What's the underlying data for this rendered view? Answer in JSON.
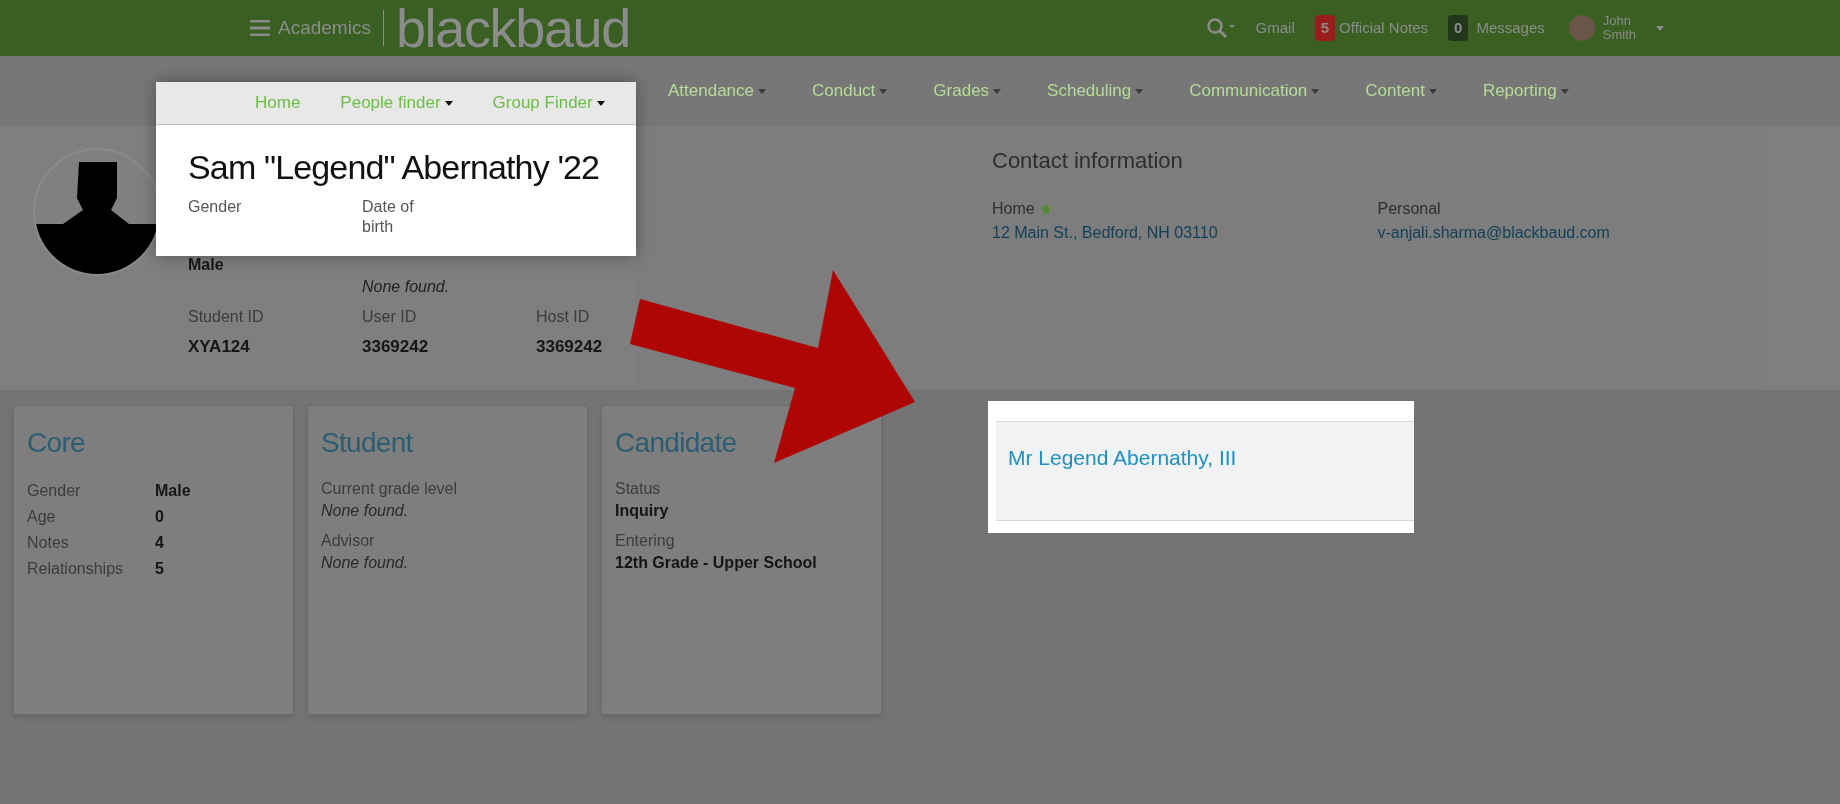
{
  "top_bar": {
    "app": "Academics",
    "logo": "blackbaud",
    "gmail": "Gmail",
    "notes": {
      "count": "5",
      "label": "Official Notes"
    },
    "messages": {
      "count": "0",
      "label": "Messages"
    },
    "user": {
      "first": "John",
      "last": "Smith"
    }
  },
  "nav": [
    {
      "label": "Home",
      "dropdown": false,
      "spotlight": true
    },
    {
      "label": "People finder",
      "dropdown": true,
      "spotlight": true
    },
    {
      "label": "Group Finder",
      "dropdown": true,
      "spotlight": true
    },
    {
      "label": "Attendance",
      "dropdown": true,
      "spotlight": false
    },
    {
      "label": "Conduct",
      "dropdown": true,
      "spotlight": false
    },
    {
      "label": "Grades",
      "dropdown": true,
      "spotlight": false
    },
    {
      "label": "Scheduling",
      "dropdown": true,
      "spotlight": false
    },
    {
      "label": "Communication",
      "dropdown": true,
      "spotlight": false
    },
    {
      "label": "Content",
      "dropdown": true,
      "spotlight": false
    },
    {
      "label": "Reporting",
      "dropdown": true,
      "spotlight": false
    }
  ],
  "profile": {
    "name": "Sam \"Legend\" Abernathy '22",
    "fields": [
      {
        "label": "Gender",
        "value": "Male",
        "empty": false
      },
      {
        "label": "Date of birth",
        "value": "None found.",
        "empty": true
      }
    ],
    "ids": [
      {
        "label": "Student ID",
        "value": "XYA124"
      },
      {
        "label": "User ID",
        "value": "3369242"
      },
      {
        "label": "Host ID",
        "value": "3369242"
      }
    ]
  },
  "contact": {
    "title": "Contact information",
    "items": [
      {
        "label": "Home",
        "starred": true,
        "value": "12 Main St., Bedford, NH 03110"
      },
      {
        "label": "Personal",
        "starred": false,
        "value": "v-anjali.sharma@blackbaud.com"
      }
    ]
  },
  "cards": [
    {
      "title": "Core",
      "kind": "table",
      "rows": [
        {
          "label": "Gender",
          "value": "Male",
          "empty": false
        },
        {
          "label": "Age",
          "value": "0",
          "empty": false
        },
        {
          "label": "Notes",
          "value": "4",
          "empty": false
        },
        {
          "label": "Relationships",
          "value": "5",
          "empty": false
        }
      ]
    },
    {
      "title": "Student",
      "kind": "stack",
      "rows": [
        {
          "label": "Current grade level",
          "value": "None found.",
          "empty": true
        },
        {
          "label": "Advisor",
          "value": "None found.",
          "empty": true
        }
      ]
    },
    {
      "title": "Candidate",
      "kind": "stack",
      "rows": [
        {
          "label": "Status",
          "value": "Inquiry",
          "empty": false
        },
        {
          "label": "Entering",
          "value": "12th Grade - Upper School",
          "empty": false
        }
      ]
    }
  ],
  "callout": {
    "name": "Mr Legend Abernathy, III"
  }
}
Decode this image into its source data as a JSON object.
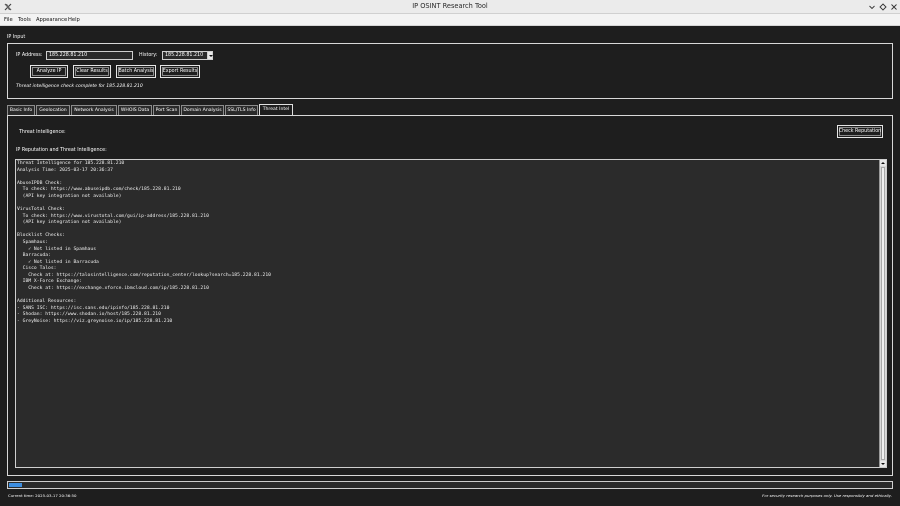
{
  "window": {
    "title": "IP OSINT Research Tool"
  },
  "menu": {
    "items": [
      "File",
      "Tools",
      "Appearance",
      "Help"
    ]
  },
  "ip_input": {
    "frame_label": "IP Input",
    "ip_label": "IP Address:",
    "ip_value": "185.228.81.210",
    "history_label": "History:",
    "history_value": "185.228.81.210",
    "buttons": {
      "analyze": "Analyze IP",
      "clear": "Clear Results",
      "batch": "Batch Analysis",
      "export": "Export Results"
    },
    "status_text": "Threat intelligence check complete for 185.228.81.210"
  },
  "tabs": [
    {
      "label": "Basic Info",
      "active": false
    },
    {
      "label": "Geolocation",
      "active": false
    },
    {
      "label": "Network Analysis",
      "active": false
    },
    {
      "label": "WHOIS Data",
      "active": false
    },
    {
      "label": "Port Scan",
      "active": false
    },
    {
      "label": "Domain Analysis",
      "active": false
    },
    {
      "label": "SSL/TLS Info",
      "active": false
    },
    {
      "label": "Threat Intel",
      "active": true
    }
  ],
  "threat_panel": {
    "heading": "Threat Intelligence:",
    "check_button": "Check Reputation",
    "section_label": "IP Reputation and Threat Intelligence:",
    "output_text": "Threat Intelligence for 185.228.81.210\nAnalysis Time: 2025-03-17 20:36:37\n\nAbuseIPDB Check:\n  To check: https://www.abuseipdb.com/check/185.228.81.210\n  (API key integration not available)\n\nVirusTotal Check:\n  To check: https://www.virustotal.com/gui/ip-address/185.228.81.210\n  (API key integration not available)\n\nBlocklist Checks:\n  Spamhaus:\n    ✓ Not listed in Spamhaus\n  Barracuda:\n    ✓ Not listed in Barracuda\n  Cisco Talos:\n    Check at: https://talosintelligence.com/reputation_center/lookup?search=185.228.81.210\n  IBM X-Force Exchange:\n    Check at: https://exchange.xforce.ibmcloud.com/ip/185.228.81.210\n\nAdditional Resources:\n- SANS ISC: https://isc.sans.edu/ipinfo/185.228.81.210\n- Shodan: https://www.shodan.io/host/185.228.81.210\n- GreyNoise: https://viz.greynoise.io/ip/185.228.81.210"
  },
  "progress": {
    "fraction": 0.015
  },
  "footer": {
    "current_time": "Current time: 2025-03-17 20:36:50",
    "disclaimer": "For security research purposes only. Use responsibly and ethically."
  },
  "colors": {
    "background": "#1e1e1e",
    "field_bg": "#2b2b2b",
    "progress_fill": "#3d8ee0",
    "titlebar": "#ebebeb"
  }
}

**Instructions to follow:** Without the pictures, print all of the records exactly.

**Solved exercise:**
What's the underlying data for this rendered view? Answer in JSON.
{
  "top_bar": {
    "app": "Academics",
    "logo": "blackbaud",
    "gmail": "Gmail",
    "notes": {
      "count": "5",
      "label": "Official Notes"
    },
    "messages": {
      "count": "0",
      "label": "Messages"
    },
    "user": {
      "first": "John",
      "last": "Smith"
    }
  },
  "nav": [
    {
      "label": "Home",
      "dropdown": false,
      "spotlight": true
    },
    {
      "label": "People finder",
      "dropdown": true,
      "spotlight": true
    },
    {
      "label": "Group Finder",
      "dropdown": true,
      "spotlight": true
    },
    {
      "label": "Attendance",
      "dropdown": true,
      "spotlight": false
    },
    {
      "label": "Conduct",
      "dropdown": true,
      "spotlight": false
    },
    {
      "label": "Grades",
      "dropdown": true,
      "spotlight": false
    },
    {
      "label": "Scheduling",
      "dropdown": true,
      "spotlight": false
    },
    {
      "label": "Communication",
      "dropdown": true,
      "spotlight": false
    },
    {
      "label": "Content",
      "dropdown": true,
      "spotlight": false
    },
    {
      "label": "Reporting",
      "dropdown": true,
      "spotlight": false
    }
  ],
  "profile": {
    "name": "Sam \"Legend\" Abernathy '22",
    "fields": [
      {
        "label": "Gender",
        "value": "Male",
        "empty": false
      },
      {
        "label": "Date of birth",
        "value": "None found.",
        "empty": true
      }
    ],
    "ids": [
      {
        "label": "Student ID",
        "value": "XYA124"
      },
      {
        "label": "User ID",
        "value": "3369242"
      },
      {
        "label": "Host ID",
        "value": "3369242"
      }
    ]
  },
  "contact": {
    "title": "Contact information",
    "items": [
      {
        "label": "Home",
        "starred": true,
        "value": "12 Main St., Bedford, NH 03110"
      },
      {
        "label": "Personal",
        "starred": false,
        "value": "v-anjali.sharma@blackbaud.com"
      }
    ]
  },
  "cards": [
    {
      "title": "Core",
      "kind": "table",
      "rows": [
        {
          "label": "Gender",
          "value": "Male",
          "empty": false
        },
        {
          "label": "Age",
          "value": "0",
          "empty": false
        },
        {
          "label": "Notes",
          "value": "4",
          "empty": false
        },
        {
          "label": "Relationships",
          "value": "5",
          "empty": false
        }
      ]
    },
    {
      "title": "Student",
      "kind": "stack",
      "rows": [
        {
          "label": "Current grade level",
          "value": "None found.",
          "empty": true
        },
        {
          "label": "Advisor",
          "value": "None found.",
          "empty": true
        }
      ]
    },
    {
      "title": "Candidate",
      "kind": "stack",
      "rows": [
        {
          "label": "Status",
          "value": "Inquiry",
          "empty": false
        },
        {
          "label": "Entering",
          "value": "12th Grade - Upper School",
          "empty": false
        }
      ]
    }
  ],
  "callout": {
    "name": "Mr Legend Abernathy, III"
  }
}
Decode this image into its source data as a JSON object.
{
  "window": {
    "title": "IP OSINT Research Tool"
  },
  "menu": {
    "items": [
      "File",
      "Tools",
      "Appearance",
      "Help"
    ]
  },
  "ip_input": {
    "frame_label": "IP Input",
    "ip_label": "IP Address:",
    "ip_value": "185.228.81.210",
    "history_label": "History:",
    "history_value": "185.228.81.210",
    "buttons": {
      "analyze": "Analyze IP",
      "clear": "Clear Results",
      "batch": "Batch Analysis",
      "export": "Export Results"
    },
    "status_text": "Threat intelligence check complete for 185.228.81.210"
  },
  "tabs": [
    {
      "label": "Basic Info",
      "active": false
    },
    {
      "label": "Geolocation",
      "active": false
    },
    {
      "label": "Network Analysis",
      "active": false
    },
    {
      "label": "WHOIS Data",
      "active": false
    },
    {
      "label": "Port Scan",
      "active": false
    },
    {
      "label": "Domain Analysis",
      "active": false
    },
    {
      "label": "SSL/TLS Info",
      "active": false
    },
    {
      "label": "Threat Intel",
      "active": true
    }
  ],
  "threat_panel": {
    "heading": "Threat Intelligence:",
    "check_button": "Check Reputation",
    "section_label": "IP Reputation and Threat Intelligence:",
    "output_text": "Threat Intelligence for 185.228.81.210\nAnalysis Time: 2025-03-17 20:36:37\n\nAbuseIPDB Check:\n  To check: https://www.abuseipdb.com/check/185.228.81.210\n  (API key integration not available)\n\nVirusTotal Check:\n  To check: https://www.virustotal.com/gui/ip-address/185.228.81.210\n  (API key integration not available)\n\nBlocklist Checks:\n  Spamhaus:\n    ✓ Not listed in Spamhaus\n  Barracuda:\n    ✓ Not listed in Barracuda\n  Cisco Talos:\n    Check at: https://talosintelligence.com/reputation_center/lookup?search=185.228.81.210\n  IBM X-Force Exchange:\n    Check at: https://exchange.xforce.ibmcloud.com/ip/185.228.81.210\n\nAdditional Resources:\n- SANS ISC: https://isc.sans.edu/ipinfo/185.228.81.210\n- Shodan: https://www.shodan.io/host/185.228.81.210\n- GreyNoise: https://viz.greynoise.io/ip/185.228.81.210"
  },
  "progress": {
    "fraction": 0.015
  },
  "footer": {
    "current_time": "Current time: 2025-03-17 20:36:50",
    "disclaimer": "For security research purposes only. Use responsibly and ethically."
  },
  "colors": {
    "background": "#1e1e1e",
    "field_bg": "#2b2b2b",
    "progress_fill": "#3d8ee0",
    "titlebar": "#ebebeb"
  }
}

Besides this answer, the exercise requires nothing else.